EXERCISE: Look over the entries that follow. Report how many lines contain "icon", with nothing else.

[Entries from a dataset of interfaces]
--------------------------------------------------

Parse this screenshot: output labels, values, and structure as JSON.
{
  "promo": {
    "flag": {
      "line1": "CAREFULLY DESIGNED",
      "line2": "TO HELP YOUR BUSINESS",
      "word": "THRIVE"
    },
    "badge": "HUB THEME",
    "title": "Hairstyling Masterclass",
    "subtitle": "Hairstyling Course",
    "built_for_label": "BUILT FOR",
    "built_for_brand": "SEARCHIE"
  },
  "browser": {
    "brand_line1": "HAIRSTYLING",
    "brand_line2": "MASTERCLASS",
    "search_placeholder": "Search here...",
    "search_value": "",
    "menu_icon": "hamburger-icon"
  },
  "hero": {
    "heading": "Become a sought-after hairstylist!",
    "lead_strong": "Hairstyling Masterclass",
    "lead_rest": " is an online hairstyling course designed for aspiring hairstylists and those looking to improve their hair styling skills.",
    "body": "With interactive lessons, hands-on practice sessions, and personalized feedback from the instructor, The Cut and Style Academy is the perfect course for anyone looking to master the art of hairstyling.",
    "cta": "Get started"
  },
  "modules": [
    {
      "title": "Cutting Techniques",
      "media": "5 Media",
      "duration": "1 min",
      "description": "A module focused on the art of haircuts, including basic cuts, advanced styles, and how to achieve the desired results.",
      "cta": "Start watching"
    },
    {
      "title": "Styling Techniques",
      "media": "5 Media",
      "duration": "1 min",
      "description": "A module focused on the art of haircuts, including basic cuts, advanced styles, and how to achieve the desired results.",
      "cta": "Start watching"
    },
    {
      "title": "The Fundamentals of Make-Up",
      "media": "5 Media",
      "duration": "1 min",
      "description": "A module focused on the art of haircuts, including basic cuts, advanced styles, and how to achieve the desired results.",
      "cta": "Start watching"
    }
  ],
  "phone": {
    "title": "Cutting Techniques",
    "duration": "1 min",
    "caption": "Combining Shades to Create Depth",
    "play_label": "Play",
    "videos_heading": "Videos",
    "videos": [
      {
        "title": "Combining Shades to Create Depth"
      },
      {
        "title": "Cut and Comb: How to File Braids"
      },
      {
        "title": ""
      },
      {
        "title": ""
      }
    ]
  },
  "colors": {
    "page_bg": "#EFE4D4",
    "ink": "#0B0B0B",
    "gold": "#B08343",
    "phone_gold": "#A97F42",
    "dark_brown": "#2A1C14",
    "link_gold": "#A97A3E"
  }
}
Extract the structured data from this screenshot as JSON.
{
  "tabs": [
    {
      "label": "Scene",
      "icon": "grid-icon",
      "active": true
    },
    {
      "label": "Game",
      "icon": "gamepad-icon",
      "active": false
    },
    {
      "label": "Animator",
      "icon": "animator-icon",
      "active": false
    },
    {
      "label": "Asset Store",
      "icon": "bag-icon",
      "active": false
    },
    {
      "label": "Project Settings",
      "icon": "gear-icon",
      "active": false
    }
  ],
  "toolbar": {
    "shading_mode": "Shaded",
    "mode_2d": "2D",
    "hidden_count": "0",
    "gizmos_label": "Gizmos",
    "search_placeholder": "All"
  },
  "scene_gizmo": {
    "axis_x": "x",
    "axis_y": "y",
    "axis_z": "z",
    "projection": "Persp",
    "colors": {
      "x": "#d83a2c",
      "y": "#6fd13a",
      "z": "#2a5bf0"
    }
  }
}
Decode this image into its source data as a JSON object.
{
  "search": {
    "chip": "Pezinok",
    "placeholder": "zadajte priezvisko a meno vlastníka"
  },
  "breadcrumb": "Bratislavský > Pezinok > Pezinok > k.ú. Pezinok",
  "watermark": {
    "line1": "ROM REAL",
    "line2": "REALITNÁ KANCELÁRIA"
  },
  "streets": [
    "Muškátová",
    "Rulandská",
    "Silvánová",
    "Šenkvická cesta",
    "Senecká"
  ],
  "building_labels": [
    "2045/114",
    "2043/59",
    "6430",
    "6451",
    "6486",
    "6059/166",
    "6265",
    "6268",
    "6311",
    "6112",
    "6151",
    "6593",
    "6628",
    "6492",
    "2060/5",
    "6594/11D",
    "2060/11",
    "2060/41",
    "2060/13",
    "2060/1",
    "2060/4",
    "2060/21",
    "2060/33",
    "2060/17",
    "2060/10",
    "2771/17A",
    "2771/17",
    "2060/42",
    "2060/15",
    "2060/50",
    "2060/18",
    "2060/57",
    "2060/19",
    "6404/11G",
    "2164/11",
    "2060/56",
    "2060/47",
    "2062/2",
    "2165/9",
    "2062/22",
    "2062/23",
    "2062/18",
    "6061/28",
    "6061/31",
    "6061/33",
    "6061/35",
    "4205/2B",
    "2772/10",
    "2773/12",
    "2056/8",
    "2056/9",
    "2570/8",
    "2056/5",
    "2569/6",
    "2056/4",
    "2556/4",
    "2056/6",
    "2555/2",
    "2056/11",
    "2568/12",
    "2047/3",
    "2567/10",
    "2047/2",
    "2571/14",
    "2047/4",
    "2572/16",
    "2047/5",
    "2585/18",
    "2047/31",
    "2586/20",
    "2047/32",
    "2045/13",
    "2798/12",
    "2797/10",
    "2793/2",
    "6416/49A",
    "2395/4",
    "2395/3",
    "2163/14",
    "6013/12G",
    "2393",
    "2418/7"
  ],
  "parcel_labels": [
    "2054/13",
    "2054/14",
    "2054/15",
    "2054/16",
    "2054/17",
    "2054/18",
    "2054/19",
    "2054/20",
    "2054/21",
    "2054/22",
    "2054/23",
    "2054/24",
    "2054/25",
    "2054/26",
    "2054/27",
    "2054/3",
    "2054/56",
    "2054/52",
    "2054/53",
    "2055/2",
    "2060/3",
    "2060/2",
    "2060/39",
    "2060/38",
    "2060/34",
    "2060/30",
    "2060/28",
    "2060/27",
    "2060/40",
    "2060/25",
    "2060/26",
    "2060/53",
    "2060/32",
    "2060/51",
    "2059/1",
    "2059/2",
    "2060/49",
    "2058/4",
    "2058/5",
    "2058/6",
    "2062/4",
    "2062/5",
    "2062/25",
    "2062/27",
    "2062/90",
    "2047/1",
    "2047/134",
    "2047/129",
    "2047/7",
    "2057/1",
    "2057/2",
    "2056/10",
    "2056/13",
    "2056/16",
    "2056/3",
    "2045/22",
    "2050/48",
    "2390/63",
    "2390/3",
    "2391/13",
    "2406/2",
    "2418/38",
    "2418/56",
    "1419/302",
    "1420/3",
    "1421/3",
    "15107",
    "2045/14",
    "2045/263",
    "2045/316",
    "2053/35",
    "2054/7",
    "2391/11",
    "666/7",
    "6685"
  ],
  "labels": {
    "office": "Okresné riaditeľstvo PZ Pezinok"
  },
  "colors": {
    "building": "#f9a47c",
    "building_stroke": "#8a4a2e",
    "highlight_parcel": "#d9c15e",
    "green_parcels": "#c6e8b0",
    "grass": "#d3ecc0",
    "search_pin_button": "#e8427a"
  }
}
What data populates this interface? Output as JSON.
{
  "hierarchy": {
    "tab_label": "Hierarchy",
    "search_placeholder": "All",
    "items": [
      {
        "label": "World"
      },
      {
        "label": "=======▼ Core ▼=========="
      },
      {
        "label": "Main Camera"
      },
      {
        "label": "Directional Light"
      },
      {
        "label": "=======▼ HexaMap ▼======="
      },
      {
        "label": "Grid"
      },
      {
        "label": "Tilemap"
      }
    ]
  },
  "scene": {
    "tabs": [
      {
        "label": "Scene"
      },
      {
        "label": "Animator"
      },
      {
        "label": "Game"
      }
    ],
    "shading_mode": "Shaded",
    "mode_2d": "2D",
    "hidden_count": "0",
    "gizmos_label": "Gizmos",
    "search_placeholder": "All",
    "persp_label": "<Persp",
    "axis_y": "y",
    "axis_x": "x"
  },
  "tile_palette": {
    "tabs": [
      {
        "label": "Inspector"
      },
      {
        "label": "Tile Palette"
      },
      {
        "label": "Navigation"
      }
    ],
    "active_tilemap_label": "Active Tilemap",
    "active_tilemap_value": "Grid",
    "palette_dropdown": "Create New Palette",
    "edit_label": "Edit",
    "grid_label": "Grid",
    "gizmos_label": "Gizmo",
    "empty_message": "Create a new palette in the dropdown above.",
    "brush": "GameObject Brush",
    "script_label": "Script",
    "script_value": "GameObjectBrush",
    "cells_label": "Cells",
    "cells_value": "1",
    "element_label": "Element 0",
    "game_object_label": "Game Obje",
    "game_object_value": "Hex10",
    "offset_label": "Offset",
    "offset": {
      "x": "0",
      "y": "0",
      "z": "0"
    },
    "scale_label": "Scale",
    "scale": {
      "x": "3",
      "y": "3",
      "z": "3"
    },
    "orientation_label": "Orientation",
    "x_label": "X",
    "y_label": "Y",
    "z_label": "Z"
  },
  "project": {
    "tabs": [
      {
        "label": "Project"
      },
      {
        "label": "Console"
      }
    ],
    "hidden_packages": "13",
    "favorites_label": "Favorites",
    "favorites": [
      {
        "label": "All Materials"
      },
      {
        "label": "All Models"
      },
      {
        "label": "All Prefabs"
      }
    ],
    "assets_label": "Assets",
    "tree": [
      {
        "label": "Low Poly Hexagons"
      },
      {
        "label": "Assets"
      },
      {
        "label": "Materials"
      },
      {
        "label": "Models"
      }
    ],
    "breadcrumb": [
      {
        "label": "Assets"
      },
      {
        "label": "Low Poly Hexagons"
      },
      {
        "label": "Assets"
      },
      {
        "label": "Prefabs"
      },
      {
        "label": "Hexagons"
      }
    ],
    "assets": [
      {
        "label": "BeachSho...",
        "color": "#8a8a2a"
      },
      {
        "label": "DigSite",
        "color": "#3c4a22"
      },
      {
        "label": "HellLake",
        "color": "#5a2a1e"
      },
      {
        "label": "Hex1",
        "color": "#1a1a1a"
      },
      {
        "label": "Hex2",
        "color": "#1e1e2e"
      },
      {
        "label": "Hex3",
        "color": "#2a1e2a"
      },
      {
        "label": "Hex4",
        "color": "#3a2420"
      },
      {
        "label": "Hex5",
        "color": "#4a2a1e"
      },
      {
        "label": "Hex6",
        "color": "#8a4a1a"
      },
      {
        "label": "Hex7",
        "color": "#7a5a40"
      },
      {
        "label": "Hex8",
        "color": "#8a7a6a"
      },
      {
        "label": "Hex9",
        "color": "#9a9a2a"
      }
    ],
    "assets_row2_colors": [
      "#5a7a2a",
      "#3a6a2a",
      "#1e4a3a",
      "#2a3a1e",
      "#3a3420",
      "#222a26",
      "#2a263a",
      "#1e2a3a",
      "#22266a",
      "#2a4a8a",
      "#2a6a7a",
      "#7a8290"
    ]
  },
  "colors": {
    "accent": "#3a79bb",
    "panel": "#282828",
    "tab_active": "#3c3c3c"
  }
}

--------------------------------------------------

SOLUTION FOR THIS PROBLEM: 6